Now for the subject of this article, there is a new pill counting system being offered which uses counting by weight (scales) to count pills. This technique was made legal by the National Council for Weighs and Measures (NCWM) in 2004. The justification was largely the fact that the FDA monitored (controlled) total (dosage plus excipient) pill weights in order to provide uniformity in the dosage weights. The key to accurate pill counts with this technique is to establish an accurate average piece weight for each drug. The FDA later stipulated that it was important to update average piece weights (APW) for drugs periodically to compensate for lot to lot variations that occur over time (usually seasonally).
The drawback with this approach has been seen as the need for establishing and maintaining the APW database. Pharmacy law dictates that a minimum of 10 pills must be included in the sample used to establish APW’s. Samples that include a larger number of pills, like 30, statistically generate more accurate APW’s. This was viewed as non-productive work and involved manual counting, which is exactly what the pharmacy is trying to eliminate. One supplier tried providing a fixed database along with each scale but this technique proved unreliable for accurate counts.
In 2005 Torbal released the DRX-4 series of pill counting scales that required each pharmacy to build and update its own APW database, based upon its formulary inventory. This solved the accuracy problem but did not eliminate manual counting as part of the APW process. In 2009 Torbal released the DRX-5 series of scales which added a feature called Advanced Pill Counting Accuracy (APA) that allowed the pharmacy to update APW’s without manual counting.
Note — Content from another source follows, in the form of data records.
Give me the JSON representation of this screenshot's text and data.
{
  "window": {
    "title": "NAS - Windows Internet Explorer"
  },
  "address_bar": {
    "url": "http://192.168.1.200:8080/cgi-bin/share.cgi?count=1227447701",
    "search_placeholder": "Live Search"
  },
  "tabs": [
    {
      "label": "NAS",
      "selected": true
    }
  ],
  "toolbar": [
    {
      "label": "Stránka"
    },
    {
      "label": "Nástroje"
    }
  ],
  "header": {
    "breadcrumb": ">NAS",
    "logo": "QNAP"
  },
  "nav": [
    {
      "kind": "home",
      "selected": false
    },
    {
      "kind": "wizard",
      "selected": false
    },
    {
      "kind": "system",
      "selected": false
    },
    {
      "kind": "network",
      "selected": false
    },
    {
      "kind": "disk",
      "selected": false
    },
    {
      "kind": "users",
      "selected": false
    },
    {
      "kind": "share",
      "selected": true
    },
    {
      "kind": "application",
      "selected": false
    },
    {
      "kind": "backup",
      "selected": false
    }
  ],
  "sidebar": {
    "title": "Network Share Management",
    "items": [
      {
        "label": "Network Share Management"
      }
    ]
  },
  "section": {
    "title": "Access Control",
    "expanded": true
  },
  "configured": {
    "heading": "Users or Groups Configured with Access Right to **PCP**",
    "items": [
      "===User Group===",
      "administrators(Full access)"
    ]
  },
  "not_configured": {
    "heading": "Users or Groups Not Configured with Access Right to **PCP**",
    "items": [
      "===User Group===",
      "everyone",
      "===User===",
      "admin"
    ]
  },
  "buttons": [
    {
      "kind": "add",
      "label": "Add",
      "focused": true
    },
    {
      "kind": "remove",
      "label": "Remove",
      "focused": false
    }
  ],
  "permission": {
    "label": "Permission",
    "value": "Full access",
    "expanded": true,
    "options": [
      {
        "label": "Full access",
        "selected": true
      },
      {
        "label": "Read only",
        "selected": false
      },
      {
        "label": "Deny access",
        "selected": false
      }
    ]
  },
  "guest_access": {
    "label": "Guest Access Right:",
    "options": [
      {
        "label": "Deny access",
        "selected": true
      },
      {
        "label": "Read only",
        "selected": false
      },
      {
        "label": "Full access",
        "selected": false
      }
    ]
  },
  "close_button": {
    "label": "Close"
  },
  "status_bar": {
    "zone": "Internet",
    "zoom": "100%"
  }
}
In 2011 Torbal released the DRX-500sx Pill Counting System. This new system added automatic calibration and extended the APA capability (allowing for higher sample counts) and allowed multiple scales to share a single APW database. It simplifies the process and produces pill counting speeds that rival or exceed all the other techniques. It provides a variety of reports via standard internet browser connection. And it does all this for the lowest cost per counting station in the industry, including for one station systems. It truly can bring pill counting automation to every pharmacy, and it does every pill in the pharmacy formulary. Go to fulcruminc.net and watch the DRX500sx System demo videos and look at the equipment and specifications, lots more info there than can be covered here.
This system can be cost justified in even 100 script a day (pill counting scripts) pharmacies because it is features rich, a time saver, drudge eliminator, drug verifier, report generator, self calibrator, and does the entire pill counting formulary.